SUNDAY SCHOOL LESSONS
You can rise above wallowing in emotional mud puddles by applying a variety of life tools that keep you clear-minded and in view of the solution.
Whenever a woman got into a snit and reviewed events repeatedly, her son said, “Mother, don’t wallow!”
Have you ever been a “Wallow Flower?” No, not a wallflower, but a “Wallow Flower?” who has wallowed in emotional mud unable to step forward?
If so, for sure you are not alone.
Many Wallow-Flowers believe that if they spend time going over and over something SOMEHOW this repetitive action will erase it or make it right.
What really happens is they marinade in the mud.
They then spin their wheels and splatter their windshield mucking up the clarity necessary to create a solution.
The six-second rule suggests in waiting six seconds to respond to events, we give our rational brain time to process sensory information. 1
Will your choice be to react negatively in a knee-jerk fashion (Open mouth, insert foot?) and/or wallow in an emotional funk? Or, will you respond with a thoughtful assessment of the situation?
Within those six seconds, we are looking for ways to stop negative emotional reactions.
Some people have friends and family who will stop the emoting, like the woman’s son, by reminding them– don’t wallow –which wakes us from our slide into negativity.
Others consciously choose to take a pause and then seek distance away from the situation. Gaining distance can be about becoming engaged in doing something else, going outside for air, or taking a walk.
The Prodigal Son, after squandering his inheritance, facing famine, and starving, realized that he did not have to live like this.
“And when he came to himself, he said, How many hired servants of my father’s have bread enough and to spare, and I perish with hunger! I will arise and go to my father,” Luke 15: 17-18, KJV.
The best action of course is to go to God first.
One gal repeats the serenity prayer until she’s able to see things clearly. Others, simply lift their eyes and say, God, help me! Still, others get quiet, ask God for help and listen.
The phrase “he came to himself” could describe how it is when we, come to, restore clear thinking and escape the wallowing, being hijacked by our emotions.
After we come to ourselves– that is in this case, see things clearly- we can apply W.O.W. for future times.
Worth – What is worthwhile here? On a scale of 1-10, how important is this? What value does it have? What is at stake?
Opportunity – What opportunity is there for growth? For not recreating the same mistake? For choosing virtue versus vice? Which choice will serve the situation most positively and beneficially?
Wisdom – Is there a previously learned lesson to apply here? What lesson can be learned from this now that will help us later?

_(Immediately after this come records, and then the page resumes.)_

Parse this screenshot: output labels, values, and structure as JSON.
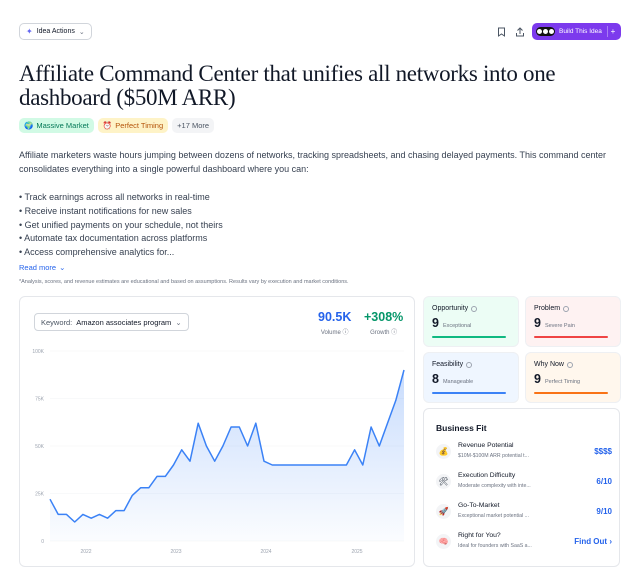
{
  "colors": {
    "accent": "#7c3aed",
    "link": "#2563eb",
    "growth": "#059669",
    "line": "#3b82f6"
  },
  "toolbar": {
    "idea_actions": "Idea Actions",
    "build_label": "Build This Idea",
    "icons": [
      "sparkle-icon",
      "bookmark-icon",
      "share-icon",
      "plus-icon"
    ]
  },
  "title": "Affiliate Command Center that unifies all networks into one dashboard ($50M ARR)",
  "tags": [
    {
      "icon": "🌍",
      "label": "Massive Market"
    },
    {
      "icon": "⏰",
      "label": "Perfect Timing"
    },
    {
      "icon": "",
      "label": "+17 More"
    }
  ],
  "description": "Affiliate marketers waste hours jumping between dozens of networks, tracking spreadsheets, and chasing delayed payments. This command center consolidates everything into a single powerful dashboard where you can:",
  "bullets": [
    "• Track earnings across all networks in real-time",
    "• Receive instant notifications for new sales",
    "• Get unified payments on your schedule, not theirs",
    "• Automate tax documentation across platforms",
    "• Access comprehensive analytics for..."
  ],
  "read_more": "Read more",
  "disclaimer": "*Analysis, scores, and revenue estimates are educational and based on assumptions. Results vary by execution and market conditions.",
  "keyword": {
    "label": "Keyword:",
    "value": "Amazon associates program"
  },
  "stats": {
    "volume": {
      "value": "90.5K",
      "label": "Volume"
    },
    "growth": {
      "value": "+308%",
      "label": "Growth"
    }
  },
  "chart_data": {
    "type": "area",
    "ylim": [
      0,
      100
    ],
    "y_ticks": [
      "0",
      "25K",
      "50K",
      "75K",
      "100K"
    ],
    "x_ticks": [
      "2022",
      "2023",
      "2024",
      "2025"
    ],
    "values": [
      22,
      14,
      14,
      10,
      14,
      12,
      14,
      12,
      16,
      16,
      24,
      28,
      28,
      34,
      34,
      40,
      48,
      42,
      62,
      50,
      42,
      50,
      60,
      60,
      50,
      62,
      42,
      40,
      40,
      40,
      40,
      40,
      40,
      40,
      40,
      40,
      40,
      48,
      40,
      60,
      50,
      62,
      74,
      90
    ]
  },
  "metrics": [
    {
      "title": "Opportunity",
      "score": "9",
      "sub": "Exceptional",
      "bg": "#ecfdf5",
      "bar": "#10b981"
    },
    {
      "title": "Problem",
      "score": "9",
      "sub": "Severe Pain",
      "bg": "#fef2f2",
      "bar": "#ef4444"
    },
    {
      "title": "Feasibility",
      "score": "8",
      "sub": "Manageable",
      "bg": "#eff6ff",
      "bar": "#3b82f6"
    },
    {
      "title": "Why Now",
      "score": "9",
      "sub": "Perfect Timing",
      "bg": "#fff7ed",
      "bar": "#f97316"
    }
  ],
  "business_fit": {
    "title": "Business Fit",
    "rows": [
      {
        "icon": "💰",
        "title": "Revenue Potential",
        "sub": "$10M-$100M ARR potential t...",
        "value": "$$$$"
      },
      {
        "icon": "🛠",
        "title": "Execution Difficulty",
        "sub": "Moderate complexity with inte...",
        "value": "6/10"
      },
      {
        "icon": "🚀",
        "title": "Go-To-Market",
        "sub": "Exceptional market potential ...",
        "value": "9/10"
      },
      {
        "icon": "🧠",
        "title": "Right for You?",
        "sub": "Ideal for founders with SaaS a...",
        "value": "Find Out"
      }
    ]
  }
}
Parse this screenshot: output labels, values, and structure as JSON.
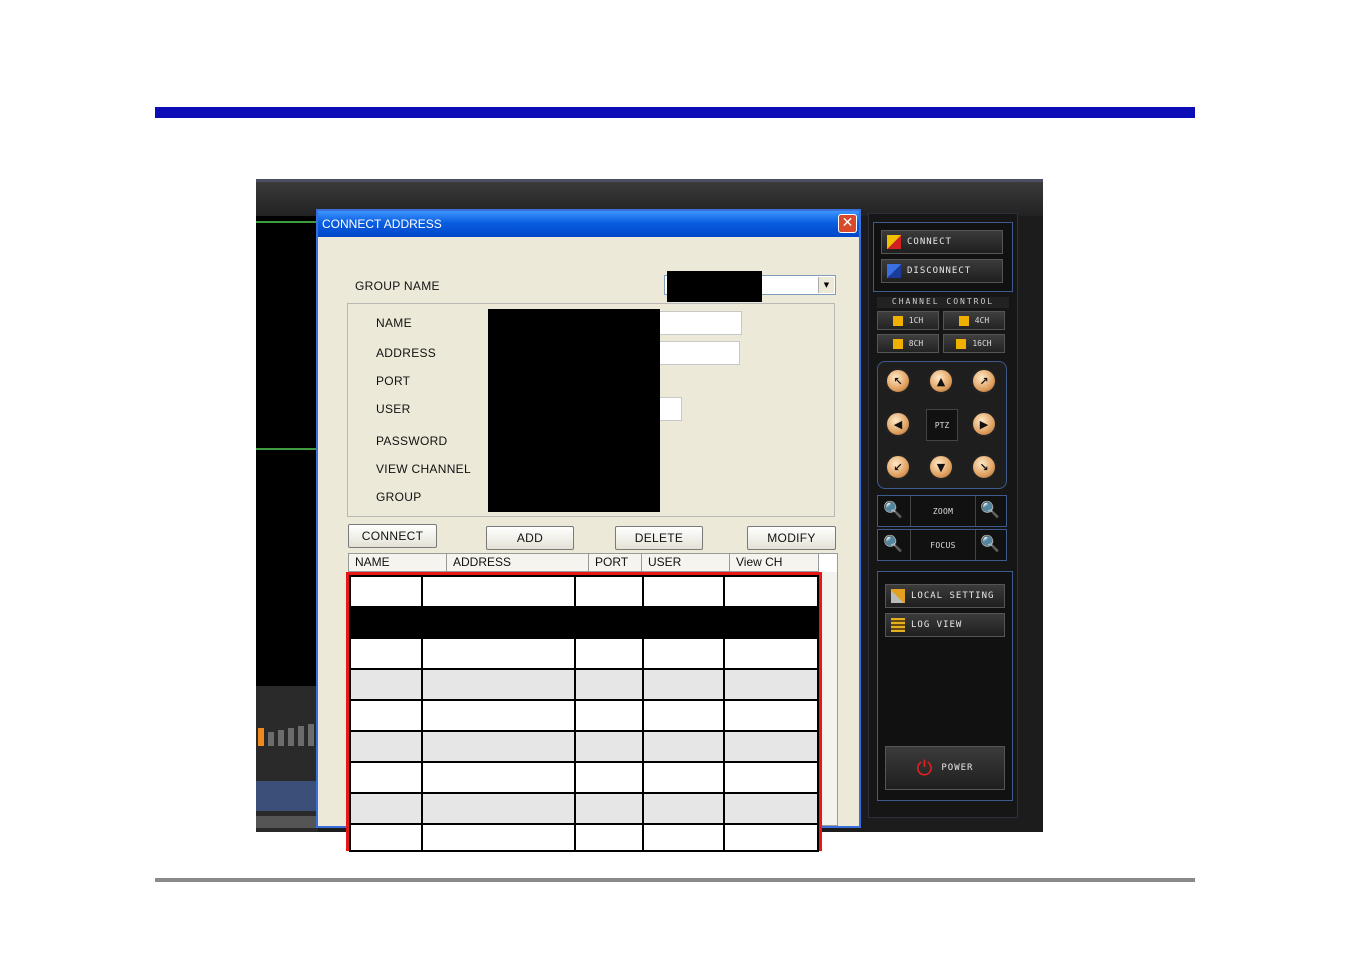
{
  "dialog": {
    "title": "CONNECT ADDRESS",
    "close_icon": "close-icon",
    "group_name_label": "GROUP  NAME",
    "fields": {
      "name": "NAME",
      "address": "ADDRESS",
      "port": "PORT",
      "user": "USER",
      "password": "PASSWORD",
      "view_channel": "VIEW CHANNEL",
      "group": "GROUP"
    },
    "buttons": {
      "connect": "CONNECT",
      "add": "ADD",
      "delete": "DELETE",
      "modify": "MODIFY"
    },
    "list_columns": [
      "NAME",
      "ADDRESS",
      "PORT",
      "USER",
      "View CH"
    ]
  },
  "panel": {
    "connect": "CONNECT",
    "disconnect": "DISCONNECT",
    "channel_control": "CHANNEL CONTROL",
    "channels": [
      "1CH",
      "4CH",
      "8CH",
      "16CH"
    ],
    "ptz": "PTZ",
    "zoom": "ZOOM",
    "focus": "FOCUS",
    "local_setting": "LOCAL SETTING",
    "log_view": "LOG VIEW",
    "power": "POWER"
  },
  "colors": {
    "title_band": "#0d0db8",
    "highlight_border": "#e81818",
    "ptz_button": "#e0a060",
    "channel_icon": "#f0b000"
  }
}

May you turn wallowing into W.O.W.
Let us rise above our emotional mud as we gain clarity of mind, the compassion of the heart, find “home” again and stay straight with God.
1 Joshua Freedman, Six Seconds Network, Accessed August 6, 2022.